(Excerpts from an interface dataset)
○ ○ ○
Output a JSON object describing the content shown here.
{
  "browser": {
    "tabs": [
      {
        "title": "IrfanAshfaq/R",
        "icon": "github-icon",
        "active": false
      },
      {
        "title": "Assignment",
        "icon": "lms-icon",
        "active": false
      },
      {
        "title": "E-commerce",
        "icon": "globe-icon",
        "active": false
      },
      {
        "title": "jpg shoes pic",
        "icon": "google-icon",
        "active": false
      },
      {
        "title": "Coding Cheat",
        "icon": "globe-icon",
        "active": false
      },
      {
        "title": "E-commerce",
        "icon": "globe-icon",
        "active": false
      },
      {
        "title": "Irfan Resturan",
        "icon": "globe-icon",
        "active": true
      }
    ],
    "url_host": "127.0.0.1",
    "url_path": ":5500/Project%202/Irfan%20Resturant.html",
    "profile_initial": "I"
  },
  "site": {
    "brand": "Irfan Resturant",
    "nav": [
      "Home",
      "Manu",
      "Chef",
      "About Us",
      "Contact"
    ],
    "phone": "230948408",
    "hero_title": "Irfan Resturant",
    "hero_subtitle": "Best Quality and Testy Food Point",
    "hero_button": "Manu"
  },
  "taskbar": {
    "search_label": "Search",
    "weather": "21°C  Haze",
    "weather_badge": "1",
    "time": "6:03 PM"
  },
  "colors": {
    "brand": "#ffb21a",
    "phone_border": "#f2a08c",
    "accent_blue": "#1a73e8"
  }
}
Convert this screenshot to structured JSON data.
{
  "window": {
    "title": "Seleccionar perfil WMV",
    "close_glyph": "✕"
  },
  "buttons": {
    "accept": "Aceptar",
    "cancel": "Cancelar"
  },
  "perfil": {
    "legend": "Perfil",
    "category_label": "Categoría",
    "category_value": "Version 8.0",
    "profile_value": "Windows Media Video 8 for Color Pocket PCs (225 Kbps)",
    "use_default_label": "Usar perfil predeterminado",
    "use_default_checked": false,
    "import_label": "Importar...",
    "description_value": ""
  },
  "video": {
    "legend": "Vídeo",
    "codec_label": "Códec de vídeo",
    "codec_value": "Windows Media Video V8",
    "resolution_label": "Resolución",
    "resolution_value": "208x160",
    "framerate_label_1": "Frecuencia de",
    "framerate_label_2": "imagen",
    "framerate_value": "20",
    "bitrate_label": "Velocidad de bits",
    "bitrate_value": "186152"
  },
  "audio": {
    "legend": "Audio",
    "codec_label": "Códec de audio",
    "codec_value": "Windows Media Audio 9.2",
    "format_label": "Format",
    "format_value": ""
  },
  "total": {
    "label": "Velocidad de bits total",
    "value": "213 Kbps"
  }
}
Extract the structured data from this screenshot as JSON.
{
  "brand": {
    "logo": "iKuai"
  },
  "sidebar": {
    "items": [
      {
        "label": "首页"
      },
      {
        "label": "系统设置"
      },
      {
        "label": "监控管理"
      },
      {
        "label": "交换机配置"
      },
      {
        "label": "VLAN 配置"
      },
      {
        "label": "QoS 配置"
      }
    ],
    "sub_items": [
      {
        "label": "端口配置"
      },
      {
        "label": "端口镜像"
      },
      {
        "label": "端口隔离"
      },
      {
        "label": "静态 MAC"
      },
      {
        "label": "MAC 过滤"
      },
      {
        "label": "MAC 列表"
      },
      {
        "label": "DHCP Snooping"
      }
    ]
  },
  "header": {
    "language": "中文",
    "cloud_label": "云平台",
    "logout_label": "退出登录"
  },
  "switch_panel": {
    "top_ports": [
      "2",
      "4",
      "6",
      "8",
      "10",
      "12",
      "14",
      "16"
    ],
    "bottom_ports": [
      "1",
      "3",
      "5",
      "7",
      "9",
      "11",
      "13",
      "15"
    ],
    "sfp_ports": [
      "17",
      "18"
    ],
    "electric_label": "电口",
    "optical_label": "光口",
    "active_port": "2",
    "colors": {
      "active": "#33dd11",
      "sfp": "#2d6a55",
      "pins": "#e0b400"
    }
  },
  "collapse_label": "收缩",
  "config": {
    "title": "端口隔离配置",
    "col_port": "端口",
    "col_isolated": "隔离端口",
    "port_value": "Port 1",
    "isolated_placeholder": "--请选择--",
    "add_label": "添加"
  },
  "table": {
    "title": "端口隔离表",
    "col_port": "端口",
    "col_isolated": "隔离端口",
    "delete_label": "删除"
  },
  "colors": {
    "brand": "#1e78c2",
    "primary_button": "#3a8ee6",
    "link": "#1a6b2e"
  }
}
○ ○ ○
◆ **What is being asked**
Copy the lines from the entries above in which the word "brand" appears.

◆ **Output for this task**
    "brand": "Irfan Resturant",
    "brand": "#ffb21a",
  "brand": {
    "brand": "#1e78c2",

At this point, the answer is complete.